## Task objective
From the entries below, please gather each line containing the string "ByLayer".

## Provided data
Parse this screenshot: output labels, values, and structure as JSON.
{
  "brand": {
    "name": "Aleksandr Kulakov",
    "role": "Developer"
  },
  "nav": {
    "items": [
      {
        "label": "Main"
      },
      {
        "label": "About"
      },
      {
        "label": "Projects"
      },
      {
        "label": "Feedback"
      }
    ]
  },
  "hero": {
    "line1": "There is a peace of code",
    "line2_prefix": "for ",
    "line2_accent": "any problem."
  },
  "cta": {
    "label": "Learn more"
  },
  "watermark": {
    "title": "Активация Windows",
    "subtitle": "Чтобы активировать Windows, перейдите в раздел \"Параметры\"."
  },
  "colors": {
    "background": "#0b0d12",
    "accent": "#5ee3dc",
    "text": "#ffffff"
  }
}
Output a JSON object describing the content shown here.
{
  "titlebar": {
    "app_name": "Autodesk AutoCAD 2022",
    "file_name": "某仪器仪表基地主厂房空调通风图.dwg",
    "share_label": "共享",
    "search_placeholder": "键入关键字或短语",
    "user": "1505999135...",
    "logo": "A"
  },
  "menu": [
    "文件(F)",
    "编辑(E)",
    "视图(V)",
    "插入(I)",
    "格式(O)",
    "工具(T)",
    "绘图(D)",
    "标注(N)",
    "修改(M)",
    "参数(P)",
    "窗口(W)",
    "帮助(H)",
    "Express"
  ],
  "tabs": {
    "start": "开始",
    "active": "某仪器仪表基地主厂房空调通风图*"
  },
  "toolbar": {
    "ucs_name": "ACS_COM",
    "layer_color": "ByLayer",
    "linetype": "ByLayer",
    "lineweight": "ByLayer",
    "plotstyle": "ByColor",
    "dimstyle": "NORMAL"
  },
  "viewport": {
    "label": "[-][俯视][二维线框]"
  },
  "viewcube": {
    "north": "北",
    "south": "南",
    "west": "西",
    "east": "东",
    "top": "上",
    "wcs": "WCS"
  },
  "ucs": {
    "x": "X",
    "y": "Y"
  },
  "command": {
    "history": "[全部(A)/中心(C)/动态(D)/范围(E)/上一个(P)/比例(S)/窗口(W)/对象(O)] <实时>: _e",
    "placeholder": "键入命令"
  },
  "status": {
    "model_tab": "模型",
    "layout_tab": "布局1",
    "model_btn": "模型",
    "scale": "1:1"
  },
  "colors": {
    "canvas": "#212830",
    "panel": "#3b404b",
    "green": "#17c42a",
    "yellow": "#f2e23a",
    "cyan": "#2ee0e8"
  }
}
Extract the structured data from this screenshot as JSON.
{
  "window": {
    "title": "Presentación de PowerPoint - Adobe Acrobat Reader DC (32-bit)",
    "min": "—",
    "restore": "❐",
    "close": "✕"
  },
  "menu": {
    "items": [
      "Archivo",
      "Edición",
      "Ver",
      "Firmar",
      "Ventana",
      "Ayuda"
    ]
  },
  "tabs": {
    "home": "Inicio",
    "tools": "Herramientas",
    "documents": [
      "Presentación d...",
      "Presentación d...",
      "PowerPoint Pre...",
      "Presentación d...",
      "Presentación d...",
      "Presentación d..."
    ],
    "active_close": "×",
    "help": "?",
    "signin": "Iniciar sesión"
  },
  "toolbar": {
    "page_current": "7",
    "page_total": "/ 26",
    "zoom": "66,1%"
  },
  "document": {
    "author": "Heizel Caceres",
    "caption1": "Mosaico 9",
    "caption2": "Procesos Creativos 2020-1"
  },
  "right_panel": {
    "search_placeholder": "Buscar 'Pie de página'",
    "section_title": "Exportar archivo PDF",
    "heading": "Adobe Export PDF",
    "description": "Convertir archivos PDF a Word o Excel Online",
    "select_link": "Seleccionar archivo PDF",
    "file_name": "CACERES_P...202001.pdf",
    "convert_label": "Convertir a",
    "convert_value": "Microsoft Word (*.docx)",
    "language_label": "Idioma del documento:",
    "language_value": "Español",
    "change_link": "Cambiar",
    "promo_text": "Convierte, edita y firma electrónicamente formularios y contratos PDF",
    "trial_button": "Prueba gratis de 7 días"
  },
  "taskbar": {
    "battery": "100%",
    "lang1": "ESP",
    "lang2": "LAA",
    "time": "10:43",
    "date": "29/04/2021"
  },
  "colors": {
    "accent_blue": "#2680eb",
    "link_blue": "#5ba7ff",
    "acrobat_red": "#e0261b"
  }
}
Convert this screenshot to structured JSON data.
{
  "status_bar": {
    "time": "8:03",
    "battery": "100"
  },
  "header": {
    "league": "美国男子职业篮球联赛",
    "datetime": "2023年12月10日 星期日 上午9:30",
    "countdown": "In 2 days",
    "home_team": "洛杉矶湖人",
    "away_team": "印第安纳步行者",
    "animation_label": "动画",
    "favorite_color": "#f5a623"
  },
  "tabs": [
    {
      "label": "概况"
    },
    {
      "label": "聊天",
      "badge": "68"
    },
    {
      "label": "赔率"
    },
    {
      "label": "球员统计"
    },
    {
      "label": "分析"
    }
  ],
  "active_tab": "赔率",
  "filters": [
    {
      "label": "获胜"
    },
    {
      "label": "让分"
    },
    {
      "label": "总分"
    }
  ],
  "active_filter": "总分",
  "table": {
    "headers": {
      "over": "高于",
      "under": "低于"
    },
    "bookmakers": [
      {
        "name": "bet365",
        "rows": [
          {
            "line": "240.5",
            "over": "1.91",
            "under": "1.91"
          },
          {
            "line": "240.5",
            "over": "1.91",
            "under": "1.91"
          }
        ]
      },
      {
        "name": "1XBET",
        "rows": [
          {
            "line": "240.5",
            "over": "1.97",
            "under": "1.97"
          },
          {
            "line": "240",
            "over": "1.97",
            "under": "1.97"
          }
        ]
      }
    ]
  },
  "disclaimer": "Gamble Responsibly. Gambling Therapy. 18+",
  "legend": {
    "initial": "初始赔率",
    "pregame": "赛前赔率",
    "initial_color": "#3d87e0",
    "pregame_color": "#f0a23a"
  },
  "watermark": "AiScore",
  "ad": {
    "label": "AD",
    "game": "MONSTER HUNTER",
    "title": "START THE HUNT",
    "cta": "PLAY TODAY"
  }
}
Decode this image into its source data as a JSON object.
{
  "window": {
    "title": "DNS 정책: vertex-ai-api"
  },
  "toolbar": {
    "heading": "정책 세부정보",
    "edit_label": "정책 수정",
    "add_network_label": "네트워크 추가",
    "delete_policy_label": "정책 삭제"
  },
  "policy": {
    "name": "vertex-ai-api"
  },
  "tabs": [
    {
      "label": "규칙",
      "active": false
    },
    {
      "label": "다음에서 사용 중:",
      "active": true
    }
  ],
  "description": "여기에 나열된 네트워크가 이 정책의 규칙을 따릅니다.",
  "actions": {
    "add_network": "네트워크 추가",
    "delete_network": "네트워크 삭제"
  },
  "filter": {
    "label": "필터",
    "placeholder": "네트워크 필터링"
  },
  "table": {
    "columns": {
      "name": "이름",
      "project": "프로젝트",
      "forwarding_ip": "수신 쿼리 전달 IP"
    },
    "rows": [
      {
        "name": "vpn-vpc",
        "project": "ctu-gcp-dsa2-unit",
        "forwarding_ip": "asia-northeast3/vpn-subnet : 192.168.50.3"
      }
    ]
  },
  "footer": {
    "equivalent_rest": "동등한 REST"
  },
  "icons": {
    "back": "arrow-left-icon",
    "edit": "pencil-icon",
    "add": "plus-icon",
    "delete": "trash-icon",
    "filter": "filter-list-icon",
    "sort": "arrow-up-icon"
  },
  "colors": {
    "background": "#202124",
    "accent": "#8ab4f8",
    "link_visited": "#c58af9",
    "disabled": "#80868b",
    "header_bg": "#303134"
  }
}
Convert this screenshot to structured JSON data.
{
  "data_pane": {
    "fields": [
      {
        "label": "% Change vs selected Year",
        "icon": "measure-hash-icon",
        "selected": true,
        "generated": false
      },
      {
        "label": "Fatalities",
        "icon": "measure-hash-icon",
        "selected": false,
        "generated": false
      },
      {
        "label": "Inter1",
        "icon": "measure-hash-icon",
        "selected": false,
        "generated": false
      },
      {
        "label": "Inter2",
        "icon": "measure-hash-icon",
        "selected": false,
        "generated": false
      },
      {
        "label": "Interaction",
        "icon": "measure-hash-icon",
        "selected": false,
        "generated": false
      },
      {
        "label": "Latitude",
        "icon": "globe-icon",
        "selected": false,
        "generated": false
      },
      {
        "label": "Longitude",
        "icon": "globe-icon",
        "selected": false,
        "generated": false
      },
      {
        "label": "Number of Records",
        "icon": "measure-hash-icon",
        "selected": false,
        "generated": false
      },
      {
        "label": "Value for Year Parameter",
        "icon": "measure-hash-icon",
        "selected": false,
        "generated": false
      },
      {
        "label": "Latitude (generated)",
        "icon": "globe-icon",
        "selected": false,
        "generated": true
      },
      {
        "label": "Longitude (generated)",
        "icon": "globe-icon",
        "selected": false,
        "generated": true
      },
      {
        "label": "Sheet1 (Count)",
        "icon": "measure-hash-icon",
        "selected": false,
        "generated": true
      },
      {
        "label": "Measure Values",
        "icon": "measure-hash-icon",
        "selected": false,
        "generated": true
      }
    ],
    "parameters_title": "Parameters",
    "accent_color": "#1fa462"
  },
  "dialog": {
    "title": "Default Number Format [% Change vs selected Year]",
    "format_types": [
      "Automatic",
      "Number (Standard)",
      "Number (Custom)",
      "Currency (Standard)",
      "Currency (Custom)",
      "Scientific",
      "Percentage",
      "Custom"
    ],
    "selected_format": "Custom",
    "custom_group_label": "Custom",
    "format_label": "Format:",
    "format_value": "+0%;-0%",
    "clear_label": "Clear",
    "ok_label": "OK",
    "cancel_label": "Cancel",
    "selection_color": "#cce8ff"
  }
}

## Result of the task
    "layer_color": "ByLayer",
    "linetype": "ByLayer",
    "lineweight": "ByLayer",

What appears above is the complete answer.